Daus is a political patronage hire who got his $178,000 a year job because his Brooklyn political club (New Era Democrats) gave early endorsements to Mayors Rudy Giuliani and Michael Bloomberg. He has been in over his head for nearly a decade at one of the simplest of city jobs, which is why the administration has long been forced to assign reasonably competent bureaucrats to oversee his agency. But even his city-assigned minders have trouble keeping him in check. Daus is due to step down this week, but he tried to go out with his biggest blast ever: accusing virtually every city cabbie of ripping off riders, to the tune of $8 million.
Yesterday, Daus appeared before the city council’s transportation committee and, in a muted voice, admitted that he might have overstated the Great Taxi Meter Conspiracy by a bit: Say, 90 percent.
Instead of the vast criminal ripoff that Daus pantingly declared it to be on March 13, a closer look determined that instead of deliberately scamming their customers by charging the higher, out-of-town rate, most cabbies had inadvertently pushed the wrong button after coming to a full stop. How’d that happen? The buttons on the new meters Daus approved three years ago are small and too close together.
Let’s roll back the videotape a few yards to see how that story originally played after City Hall spread the word on the evening of March 12:
The next morning, The Post made it the wood: “Massive Taxi Scam: Taken for a Ride! Sneaky Cabbies’ $8M meter rip-off went on for years.”

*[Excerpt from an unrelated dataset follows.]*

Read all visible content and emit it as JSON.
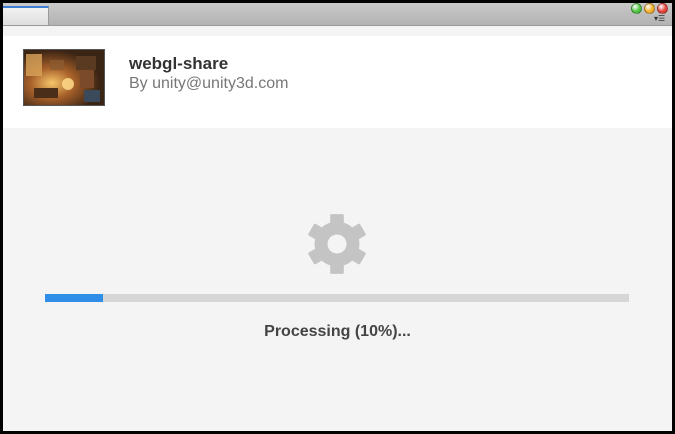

The Times put it on A1 as well. Daus was quoted this way: “We have not seen anything quite this pervasive. It’s very disturbing.”
The mayor also chimed in: “Some of these people could face serious charges.”
The Daily News ran a front-page banner: “How Cabbies Cheated Us of $8M” There, an unnamed TLC spokesman pointed the finger: “The crooked cabbies clicked on the higher out-of-town rates before taking their fares for a ride, the TLC said.”
Daus was back at it just a few days ago, telling the Post in a March 19 story: “I think these people are criminals.”
For those who enjoy some good old-fashioned payback, the Taxi Workers Alliance will be outside Daus’s Rector Street HQ this afternoon. The “criminals” are demanding an apology. Imagine that!